Venue: Economics and Management Building, via Inama 5 (Trento) - Seminar Room
Time: 2 PM
- Andrea Signori, Università Cattolica del Sacro Cuore, Milan
We exploit exogenous reductions in a CEO’s career horizon, triggered by the CEO’s diagnosis of a serious illness or an illness or death of a close relative, to study the effects of short-termism on corporate policies. We show that CEOs subject to a personal shock become more short-term oriented. There is a reduction in both R&D and CAPEX, and an increase in cash distributions to shareholders following the shock. Our setting reveals that short-termism is not necessarily detrimental to shareholders, as both operating and stock performance increase in the aftermath of the shock. Earnings management, CEO compensation, and the likelihood of being acquired remain unchanged, indicating that the improved performance comes from the implementation of relatively more efficient firm policies rather than from opportunistic behavior.
JEL classification: G32, G34
Keywords: CEO, short-termism, tenure, illness, opportunism, investment, R&D, payout.

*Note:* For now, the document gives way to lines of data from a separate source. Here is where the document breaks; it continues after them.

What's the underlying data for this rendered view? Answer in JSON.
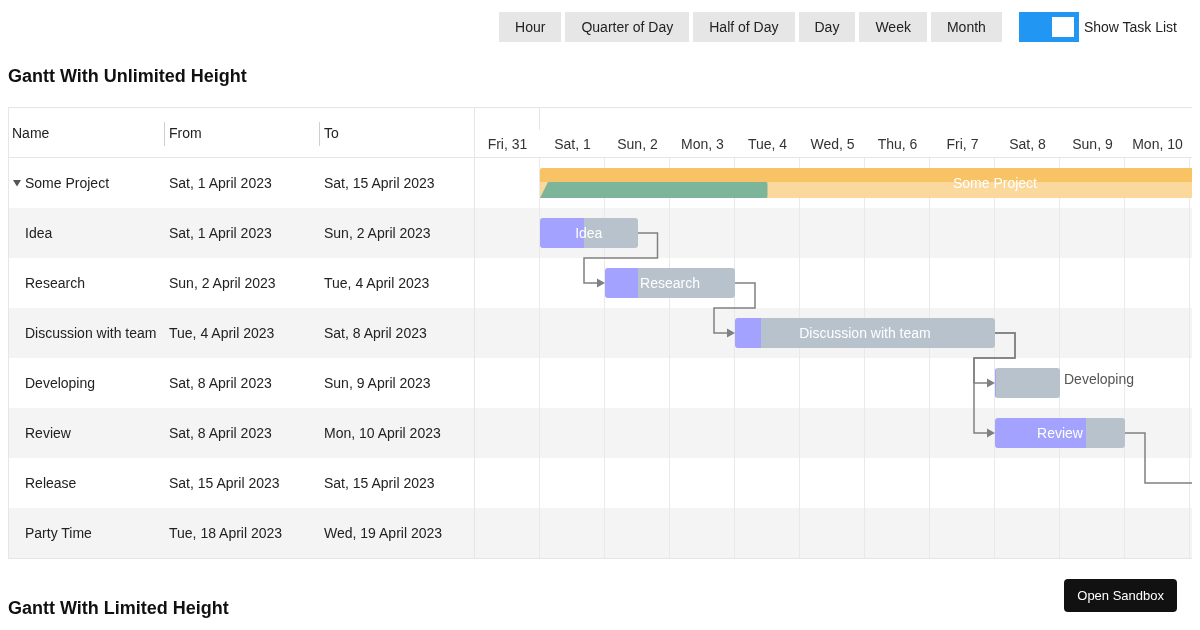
{
  "toolbar": {
    "view_modes": [
      "Hour",
      "Quarter of Day",
      "Half of Day",
      "Day",
      "Week",
      "Month"
    ],
    "show_task_list": {
      "label": "Show Task List",
      "on": true
    }
  },
  "title": "Gantt With Unlimited Height",
  "gantt": {
    "columns": [
      "Name",
      "From",
      "To"
    ],
    "tasks": [
      {
        "name": "Some Project",
        "from": "Sat, 1 April 2023",
        "to": "Sat, 15 April 2023",
        "expanded": true,
        "children": [
          {
            "name": "Idea",
            "from": "Sat, 1 April 2023",
            "to": "Sun, 2 April 2023"
          },
          {
            "name": "Research",
            "from": "Sun, 2 April 2023",
            "to": "Tue, 4 April 2023"
          },
          {
            "name": "Discussion with team",
            "from": "Tue, 4 April 2023",
            "to": "Sat, 8 April 2023"
          },
          {
            "name": "Developing",
            "from": "Sat, 8 April 2023",
            "to": "Sun, 9 April 2023"
          },
          {
            "name": "Review",
            "from": "Sat, 8 April 2023",
            "to": "Mon, 10 April 2023"
          },
          {
            "name": "Release",
            "from": "Sat, 15 April 2023",
            "to": "Sat, 15 April 2023"
          },
          {
            "name": "Party Time",
            "from": "Tue, 18 April 2023",
            "to": "Wed, 19 April 2023"
          }
        ]
      }
    ],
    "days": [
      "Fri, 31",
      "Sat, 1",
      "Sun, 2",
      "Mon, 3",
      "Tue, 4",
      "Wed, 5",
      "Thu, 6",
      "Fri, 7",
      "Sat, 8",
      "Sun, 9",
      "Mon, 10"
    ],
    "bars": [
      {
        "kind": "project",
        "label": "Some Project",
        "level": 0.25
      },
      {
        "kind": "task",
        "label": "Idea",
        "level": 0.45
      },
      {
        "kind": "task",
        "label": "Research",
        "level": 0.25
      },
      {
        "kind": "task",
        "label": "Discussion with team",
        "level": 0.1
      },
      {
        "kind": "task",
        "label": "Developing",
        "level": 0.02
      },
      {
        "kind": "task",
        "label": "Review",
        "level": 0.7
      }
    ]
  },
  "footer": {
    "button": "Open Sandbox",
    "title": "Gantt With Limited Height"
  }
}
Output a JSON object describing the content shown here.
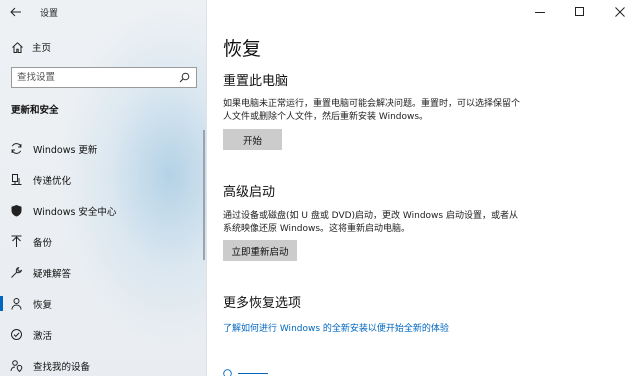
{
  "app": {
    "title": "设置"
  },
  "window_controls": {
    "minimize": "minimize-icon",
    "maximize": "maximize-icon",
    "close": "close-icon"
  },
  "sidebar": {
    "home_label": "主页",
    "search_placeholder": "查找设置",
    "section_heading": "更新和安全",
    "items": [
      {
        "label": "Windows 更新",
        "icon": "refresh-icon"
      },
      {
        "label": "传递优化",
        "icon": "delivery-optimization-icon"
      },
      {
        "label": "Windows 安全中心",
        "icon": "shield-icon"
      },
      {
        "label": "备份",
        "icon": "upload-arrow-icon"
      },
      {
        "label": "疑难解答",
        "icon": "wrench-icon"
      },
      {
        "label": "恢复",
        "icon": "recovery-icon",
        "active": true
      },
      {
        "label": "激活",
        "icon": "check-circle-icon"
      },
      {
        "label": "查找我的设备",
        "icon": "person-location-icon"
      }
    ]
  },
  "main": {
    "title": "恢复",
    "reset": {
      "heading": "重置此电脑",
      "description": "如果电脑未正常运行，重置电脑可能会解决问题。重置时，可以选择保留个人文件或删除个人文件，然后重新安装 Windows。",
      "button": "开始"
    },
    "advanced": {
      "heading": "高级启动",
      "description": "通过设备或磁盘(如 U 盘或 DVD)启动，更改 Windows 启动设置，或者从系统映像还原 Windows。这将重新启动电脑。",
      "button": "立即重新启动"
    },
    "more": {
      "heading": "更多恢复选项",
      "link": "了解如何进行 Windows 的全新安装以便开始全新的体验"
    }
  },
  "colors": {
    "accent": "#0067c0",
    "button_bg": "#cccccc"
  }
}
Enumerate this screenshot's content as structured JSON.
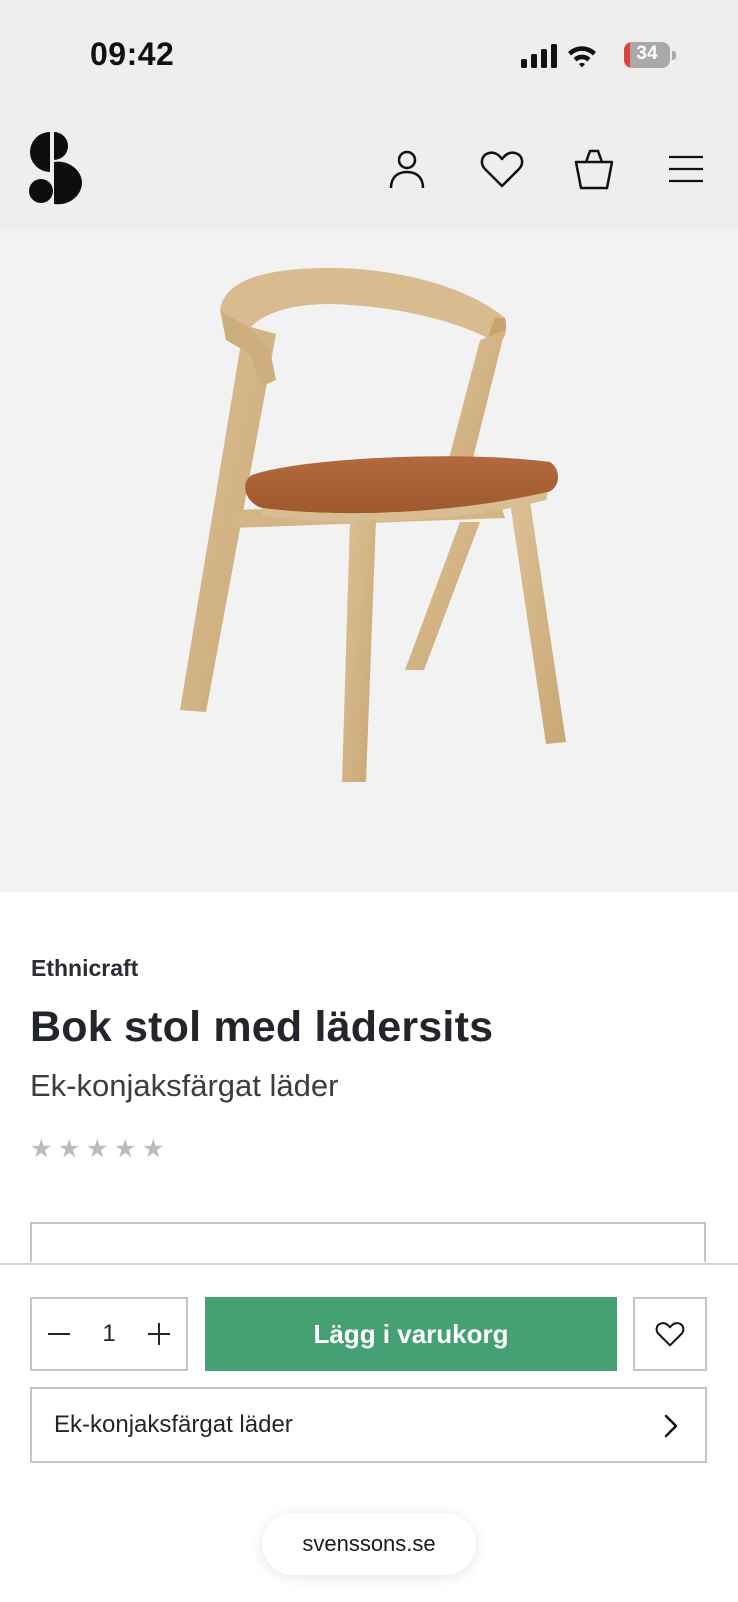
{
  "status_bar": {
    "time": "09:42",
    "battery_level": "34",
    "icons": [
      "signal-icon",
      "wifi-icon",
      "battery-icon"
    ]
  },
  "header": {
    "logo": "svenssons-logo",
    "icons": [
      "account-icon",
      "heart-icon",
      "shopping-bag-icon",
      "menu-icon"
    ]
  },
  "product": {
    "image": "oak chair with cognac leather seat",
    "brand": "Ethnicraft",
    "title": "Bok stol med lädersits",
    "variant_subtitle": "Ek-konjaksfärgat läder",
    "rating_stars": 5,
    "rating_filled": 0
  },
  "purchase_bar": {
    "quantity": "1",
    "add_to_cart_label": "Lägg i varukorg",
    "selected_variant": "Ek-konjaksfärgat läder"
  },
  "browser": {
    "url": "svenssons.se"
  },
  "colors": {
    "header_bg": "#efeeed",
    "cta_green": "#45a074",
    "border": "#c7c4bd",
    "star_empty": "#b9bbbf"
  }
}
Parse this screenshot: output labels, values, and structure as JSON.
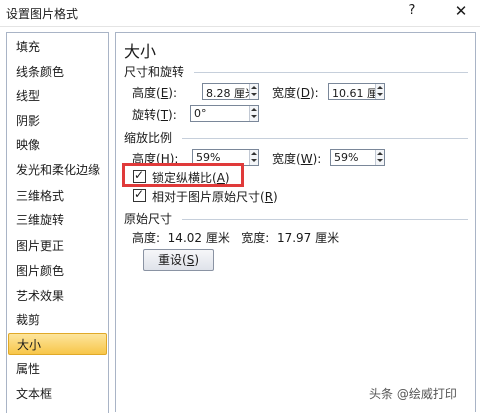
{
  "window": {
    "title": "设置图片格式",
    "help_glyph": "?",
    "close_glyph": "✕"
  },
  "nav": {
    "items": [
      {
        "label": "填充"
      },
      {
        "label": "线条颜色"
      },
      {
        "label": "线型"
      },
      {
        "label": "阴影"
      },
      {
        "label": "映像"
      },
      {
        "label": "发光和柔化边缘"
      },
      {
        "label": "三维格式"
      },
      {
        "label": "三维旋转"
      },
      {
        "label": "图片更正"
      },
      {
        "label": "图片颜色"
      },
      {
        "label": "艺术效果"
      },
      {
        "label": "裁剪"
      },
      {
        "label": "大小"
      },
      {
        "label": "属性"
      },
      {
        "label": "文本框"
      }
    ],
    "selected": "大小"
  },
  "panel": {
    "heading": "大小",
    "size_rotate": {
      "label": "尺寸和旋转",
      "height_label": "高度(",
      "height_key": "E",
      "height_value": "8.28 厘米",
      "width_label": "宽度(",
      "width_key": "D",
      "width_value": "10.61 厘",
      "rotation_label": "旋转(",
      "rotation_key": "T",
      "rotation_value": "0°",
      "label_suffix": "):"
    },
    "scale": {
      "label": "缩放比例",
      "height_label": "高度(",
      "height_key": "H",
      "height_value": "59%",
      "width_label": "宽度(",
      "width_key": "W",
      "width_value": "59%",
      "label_suffix": "):",
      "lock_aspect": {
        "label": "锁定纵横比(",
        "key": "A",
        "suffix": ")",
        "checked": true
      },
      "relative_original": {
        "label": "相对于图片原始尺寸(",
        "key": "R",
        "suffix": ")",
        "checked": true
      }
    },
    "original": {
      "label": "原始尺寸",
      "text": "高度:  14.02 厘米   宽度:  17.97 厘米"
    },
    "reset": {
      "label": "重设(",
      "key": "S",
      "suffix": ")"
    },
    "checkmark": "✓"
  },
  "watermark": "头条 @绘威打印",
  "colors": {
    "selection": "#f7c64a",
    "highlight_box": "#e03a3a",
    "border": "#a9b4c6"
  }
}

The paper is co-authored with Nihat Aktas (WHU Otto Beisheim School of Management), Audra Boone (Texas Christian University) and Ettore Croci (Unicatt).